At $12.00 a bottle, and mevushal, this is a wine that I’ve used at several events (along with other wines in the Classic line) to a great deal of success because it is easy to drink; it is inexpensive; and it provides a bit of social lubricant which makes these events memorable (hopefully in a positive way!)

Categories: Israel Tags: ,

Yarden Syrah 2005

August 12, 2010 Leave a comment

For my first wine post, I thought I’d pick one of the stars of the Israeli kosher wine world, and perhaps one of the companies that put Israeli wine (kosher or otherwise) on the map: the Golan Heights Winery. In particular, I tasted the Yarden Syrah, 2005 vintage.

Before opening, I was very concerned that I was opening a California syrah wannabe: über fruity and lots of smoky oak aging. However, I was very pleasantly surprised.

Wine uses 4 of your 5 senses: taste, touch, smell and sight. Upon visual inspection, I saw that the wine was intensely colored with a grapey shade of purple (typical of syrah) and heavily concentrated, which led me to expect a huge punch of flavor and aromas.

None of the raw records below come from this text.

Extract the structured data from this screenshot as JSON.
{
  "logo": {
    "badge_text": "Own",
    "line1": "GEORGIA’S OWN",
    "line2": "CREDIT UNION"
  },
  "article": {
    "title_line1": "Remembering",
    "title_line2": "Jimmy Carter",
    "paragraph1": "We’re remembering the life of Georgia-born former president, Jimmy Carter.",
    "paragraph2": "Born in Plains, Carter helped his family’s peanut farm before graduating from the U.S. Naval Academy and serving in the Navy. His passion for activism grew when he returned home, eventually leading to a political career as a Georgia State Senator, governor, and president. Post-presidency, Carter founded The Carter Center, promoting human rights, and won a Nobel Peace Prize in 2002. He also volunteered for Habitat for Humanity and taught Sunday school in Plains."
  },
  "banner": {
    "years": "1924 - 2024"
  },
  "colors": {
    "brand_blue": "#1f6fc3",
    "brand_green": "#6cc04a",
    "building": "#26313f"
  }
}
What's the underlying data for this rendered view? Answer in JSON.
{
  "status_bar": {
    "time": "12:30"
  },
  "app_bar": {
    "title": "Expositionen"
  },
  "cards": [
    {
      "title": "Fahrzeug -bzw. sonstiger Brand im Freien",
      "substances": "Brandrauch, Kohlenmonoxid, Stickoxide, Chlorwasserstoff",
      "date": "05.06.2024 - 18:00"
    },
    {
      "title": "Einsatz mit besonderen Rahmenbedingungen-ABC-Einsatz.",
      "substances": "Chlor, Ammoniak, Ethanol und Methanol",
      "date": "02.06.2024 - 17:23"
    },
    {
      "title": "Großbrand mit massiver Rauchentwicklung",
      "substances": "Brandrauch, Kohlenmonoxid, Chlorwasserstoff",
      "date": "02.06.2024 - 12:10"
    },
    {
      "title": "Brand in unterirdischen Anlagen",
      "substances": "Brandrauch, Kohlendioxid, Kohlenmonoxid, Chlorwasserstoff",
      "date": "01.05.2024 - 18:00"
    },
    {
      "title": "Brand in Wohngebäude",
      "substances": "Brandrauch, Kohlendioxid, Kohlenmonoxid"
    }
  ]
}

Like I said before, I was expecting very stereotypically California-ish qualities out of the wine (lots of fruit, peppery spice in the case of the syrah grape, and smokey oak qualities, and generally over-the-top), as many Israeli wineries are opting for this style (it sells more bottles); however, this was not the case for the Yarden Syrah.

Instead, it reminded me more of what you would get out of the Rhone Valley in France (the home of the syrah grape). In France, the best wines are more restrained. The fruity qualities are still present, but usually not overripe and in-your-face; this allows for other characteristics to come through, things that are more earthy.

In this case, the earthiness was very present, but not offensive. There was a distinctly mushroomy quality, as well as something gamey–almost reminiscent of venison.  There was oak aging on this wine with hints of butterscotch and vanilla, but it was an accent, not the primary note.

As far as the fruity qualities, there was some grapeyness going on as well as plum, but if anything, they seemed a little under ripe. And finally there was some characteristic spice going on at the end, black pepper and clove.

And now, the main event: tasting! The wine is very tannic, meaning it would go well with a dish with some fat or other richness going on. The acidic qualities complement the tannins in the wine. The black pepper and clove are more assertive on my palate than when I smelled the wine. The fruit is there, but again, it’s very restrained and the fruits are under ripe.

I enjoyed this wine thoroughly, and would heartily recommend it to others. One word of warning, though: IT NEEDS FOOD! I ate a roast chicken breast with this wine and it didn’t go well together. If I were to do this again, I’d pair it with a steak or lamb chop. Maybe a beef bourguignon. You’ll want to have something that is rich and has a good amount of fat to counter the acid and tannins in the wine.

This wine goes for around $25 – $30 in most wine stores, but I have seen it on sale for as little as $20. In any case, if you need a wine for a gift that will impress, or if you’re doing a nicer dinner party, this is an excellent bottle to buy!